Colour and Texture
Colours used in the Georgian period ranged widely from deep saturated colours to lighter tones. The common characteristic is a palette of subtle, blended colours which absorb the light and create harmonious rich textures. The keywords here are blended and matt. Many contemporary paint manufacturers produce a wide range of 'heritage' colours which reproduce these effects. Many corporations and global brands also adapt their corporate signage on historic heritage buildings and in conservation areas.
The Holt Society's Millennium sign in Appleyard was devised by Michael Barrett (1949-2002) local historian and active member of the Holt Society, and hand-painted by well known local sign maker, Basil Huggins of Fakenham, using traditional materials and Georgian inspired colours and lettering. Many shop fronts in Holt have specially hand-painted signs which contribute to the personality of the business and the attractiveness of the street. Others have chosen mass production techniques but have used colour and lettering sensitively to blend with the surrounding buildings.

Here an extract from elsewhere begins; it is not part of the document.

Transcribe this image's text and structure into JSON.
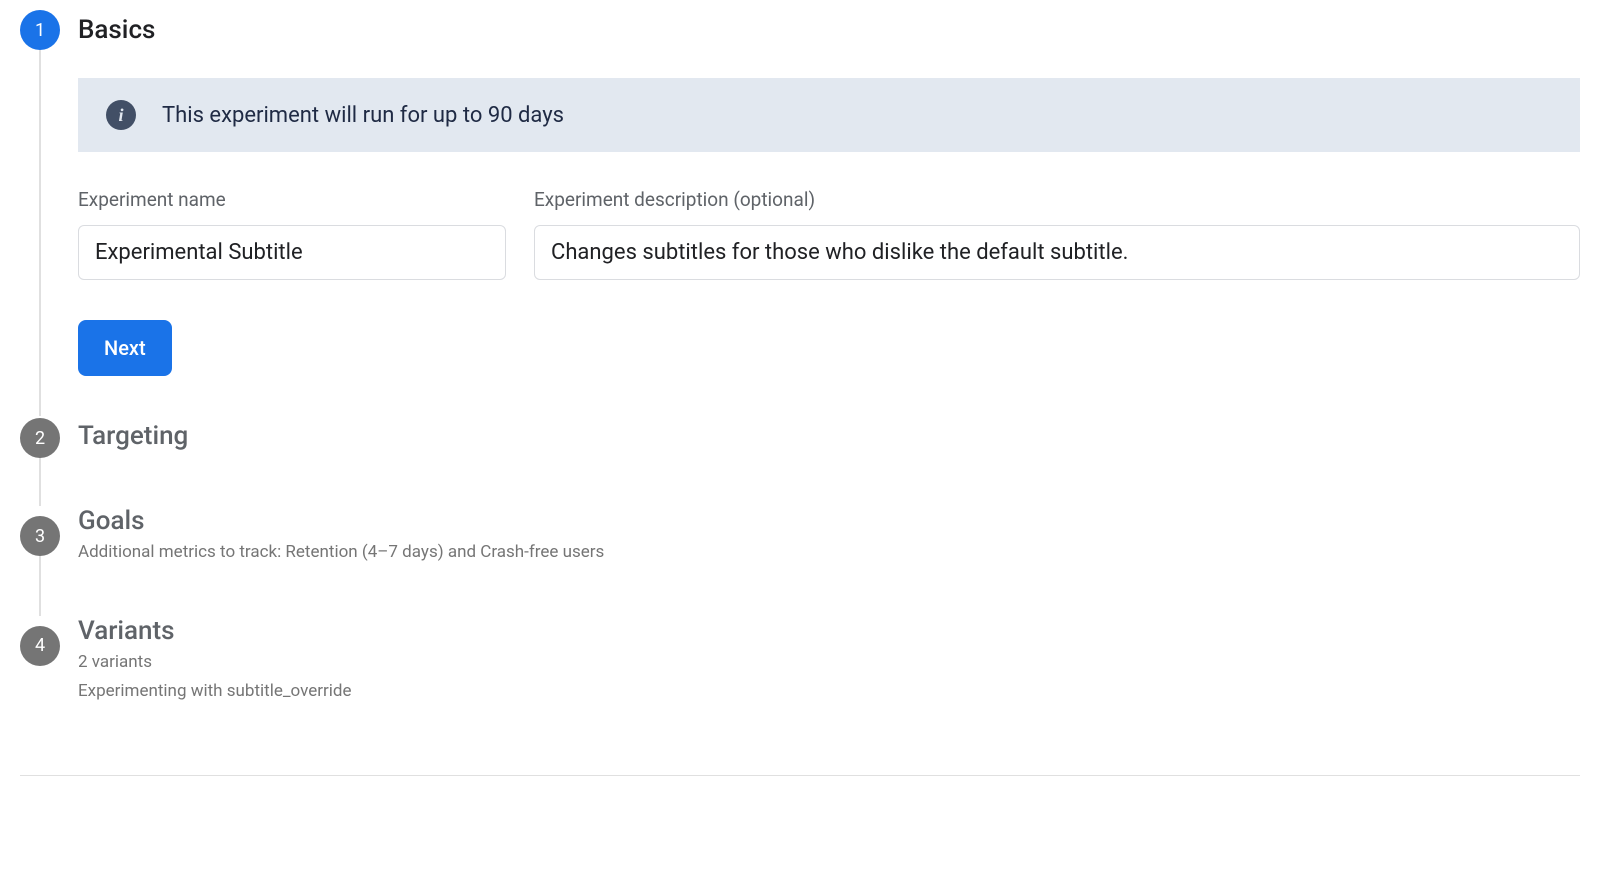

Crude use of colour, shiny texture-less surfaces, insensitive typography and overly dominant signage simply degrade our visual environment. Holt deserves better.